◆ TASK OBJECTIVE: Please set down every record exactly as it appears below.

[[ EXERCISE MATERIAL open ]]

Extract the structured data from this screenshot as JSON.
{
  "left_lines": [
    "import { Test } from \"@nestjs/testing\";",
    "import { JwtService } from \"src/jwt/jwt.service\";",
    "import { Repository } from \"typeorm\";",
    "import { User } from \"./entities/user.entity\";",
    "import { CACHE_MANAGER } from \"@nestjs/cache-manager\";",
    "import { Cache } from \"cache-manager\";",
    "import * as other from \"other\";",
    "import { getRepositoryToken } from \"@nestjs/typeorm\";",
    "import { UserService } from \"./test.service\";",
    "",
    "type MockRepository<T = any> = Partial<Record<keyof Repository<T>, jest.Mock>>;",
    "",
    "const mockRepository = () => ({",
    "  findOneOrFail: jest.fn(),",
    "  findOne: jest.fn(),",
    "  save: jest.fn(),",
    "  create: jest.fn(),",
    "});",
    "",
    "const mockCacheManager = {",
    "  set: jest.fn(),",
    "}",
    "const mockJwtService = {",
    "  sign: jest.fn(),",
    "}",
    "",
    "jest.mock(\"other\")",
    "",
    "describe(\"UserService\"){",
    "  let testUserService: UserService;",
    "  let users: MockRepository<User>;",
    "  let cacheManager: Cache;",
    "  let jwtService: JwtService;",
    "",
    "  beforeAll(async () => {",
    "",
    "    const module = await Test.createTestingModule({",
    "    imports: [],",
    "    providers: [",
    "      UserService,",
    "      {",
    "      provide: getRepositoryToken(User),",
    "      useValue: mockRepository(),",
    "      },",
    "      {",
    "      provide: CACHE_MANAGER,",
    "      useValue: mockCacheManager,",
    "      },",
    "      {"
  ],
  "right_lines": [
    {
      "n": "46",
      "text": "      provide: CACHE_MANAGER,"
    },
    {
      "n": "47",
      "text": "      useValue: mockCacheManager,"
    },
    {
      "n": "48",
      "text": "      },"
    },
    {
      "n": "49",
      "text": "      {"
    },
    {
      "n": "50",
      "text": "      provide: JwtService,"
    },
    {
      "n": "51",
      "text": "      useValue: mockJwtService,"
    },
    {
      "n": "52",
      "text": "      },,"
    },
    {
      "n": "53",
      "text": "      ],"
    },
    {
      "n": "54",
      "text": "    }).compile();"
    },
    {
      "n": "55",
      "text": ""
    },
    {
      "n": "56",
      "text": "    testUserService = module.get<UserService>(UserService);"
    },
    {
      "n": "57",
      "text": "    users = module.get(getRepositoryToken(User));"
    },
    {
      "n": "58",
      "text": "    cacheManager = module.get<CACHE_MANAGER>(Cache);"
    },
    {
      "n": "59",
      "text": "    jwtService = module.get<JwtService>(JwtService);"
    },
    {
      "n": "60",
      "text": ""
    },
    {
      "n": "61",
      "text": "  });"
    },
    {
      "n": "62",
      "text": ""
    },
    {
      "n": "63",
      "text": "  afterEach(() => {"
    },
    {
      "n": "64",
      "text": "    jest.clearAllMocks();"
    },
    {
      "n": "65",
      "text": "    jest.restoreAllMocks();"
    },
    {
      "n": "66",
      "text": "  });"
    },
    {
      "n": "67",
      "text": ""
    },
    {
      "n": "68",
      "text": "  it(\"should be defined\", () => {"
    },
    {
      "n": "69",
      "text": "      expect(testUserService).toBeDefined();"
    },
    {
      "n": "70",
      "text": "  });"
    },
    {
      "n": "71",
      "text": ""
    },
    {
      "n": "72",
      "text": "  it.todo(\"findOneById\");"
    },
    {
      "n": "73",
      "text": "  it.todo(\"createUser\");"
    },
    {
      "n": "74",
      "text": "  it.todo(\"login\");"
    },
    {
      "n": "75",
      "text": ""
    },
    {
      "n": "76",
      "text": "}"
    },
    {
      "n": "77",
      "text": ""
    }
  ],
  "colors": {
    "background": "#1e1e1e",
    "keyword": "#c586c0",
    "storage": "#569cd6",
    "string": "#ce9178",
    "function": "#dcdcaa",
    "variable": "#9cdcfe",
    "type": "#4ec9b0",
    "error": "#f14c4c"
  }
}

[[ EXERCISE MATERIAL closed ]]

◆ EXERCISE OUTPUT:
Extract the structured data from this screenshot as JSON.
{
  "left_lines": [
    "import { Test } from \"@nestjs/testing\";",
    "import { JwtService } from \"src/jwt/jwt.service\";",
    "import { Repository } from \"typeorm\";",
    "import { User } from \"./entities/user.entity\";",
    "import { CACHE_MANAGER } from \"@nestjs/cache-manager\";",
    "import { Cache } from \"cache-manager\";",
    "import * as other from \"other\";",
    "import { getRepositoryToken } from \"@nestjs/typeorm\";",
    "import { UserService } from \"./test.service\";",
    "",
    "type MockRepository<T = any> = Partial<Record<keyof Repository<T>, jest.Mock>>;",
    "",
    "const mockRepository = () => ({",
    "  findOneOrFail: jest.fn(),",
    "  findOne: jest.fn(),",
    "  save: jest.fn(),",
    "  create: jest.fn(),",
    "});",
    "",
    "const mockCacheManager = {",
    "  set: jest.fn(),",
    "}",
    "const mockJwtService = {",
    "  sign: jest.fn(),",
    "}",
    "",
    "jest.mock(\"other\")",
    "",
    "describe(\"UserService\"){",
    "  let testUserService: UserService;",
    "  let users: MockRepository<User>;",
    "  let cacheManager: Cache;",
    "  let jwtService: JwtService;",
    "",
    "  beforeAll(async () => {",
    "",
    "    const module = await Test.createTestingModule({",
    "    imports: [],",
    "    providers: [",
    "      UserService,",
    "      {",
    "      provide: getRepositoryToken(User),",
    "      useValue: mockRepository(),",
    "      },",
    "      {",
    "      provide: CACHE_MANAGER,",
    "      useValue: mockCacheManager,",
    "      },",
    "      {"
  ],
  "right_lines": [
    {
      "n": "46",
      "text": "      provide: CACHE_MANAGER,"
    },
    {
      "n": "47",
      "text": "      useValue: mockCacheManager,"
    },
    {
      "n": "48",
      "text": "      },"
    },
    {
      "n": "49",
      "text": "      {"
    },
    {
      "n": "50",
      "text": "      provide: JwtService,"
    },
    {
      "n": "51",
      "text": "      useValue: mockJwtService,"
    },
    {
      "n": "52",
      "text": "      },,"
    },
    {
      "n": "53",
      "text": "      ],"
    },
    {
      "n": "54",
      "text": "    }).compile();"
    },
    {
      "n": "55",
      "text": ""
    },
    {
      "n": "56",
      "text": "    testUserService = module.get<UserService>(UserService);"
    },
    {
      "n": "57",
      "text": "    users = module.get(getRepositoryToken(User));"
    },
    {
      "n": "58",
      "text": "    cacheManager = module.get<CACHE_MANAGER>(Cache);"
    },
    {
      "n": "59",
      "text": "    jwtService = module.get<JwtService>(JwtService);"
    },
    {
      "n": "60",
      "text": ""
    },
    {
      "n": "61",
      "text": "  });"
    },
    {
      "n": "62",
      "text": ""
    },
    {
      "n": "63",
      "text": "  afterEach(() => {"
    },
    {
      "n": "64",
      "text": "    jest.clearAllMocks();"
    },
    {
      "n": "65",
      "text": "    jest.restoreAllMocks();"
    },
    {
      "n": "66",
      "text": "  });"
    },
    {
      "n": "67",
      "text": ""
    },
    {
      "n": "68",
      "text": "  it(\"should be defined\", () => {"
    },
    {
      "n": "69",
      "text": "      expect(testUserService).toBeDefined();"
    },
    {
      "n": "70",
      "text": "  });"
    },
    {
      "n": "71",
      "text": ""
    },
    {
      "n": "72",
      "text": "  it.todo(\"findOneById\");"
    },
    {
      "n": "73",
      "text": "  it.todo(\"createUser\");"
    },
    {
      "n": "74",
      "text": "  it.todo(\"login\");"
    },
    {
      "n": "75",
      "text": ""
    },
    {
      "n": "76",
      "text": "}"
    },
    {
      "n": "77",
      "text": ""
    }
  ],
  "colors": {
    "background": "#1e1e1e",
    "keyword": "#c586c0",
    "storage": "#569cd6",
    "string": "#ce9178",
    "function": "#dcdcaa",
    "variable": "#9cdcfe",
    "type": "#4ec9b0",
    "error": "#f14c4c"
  }
}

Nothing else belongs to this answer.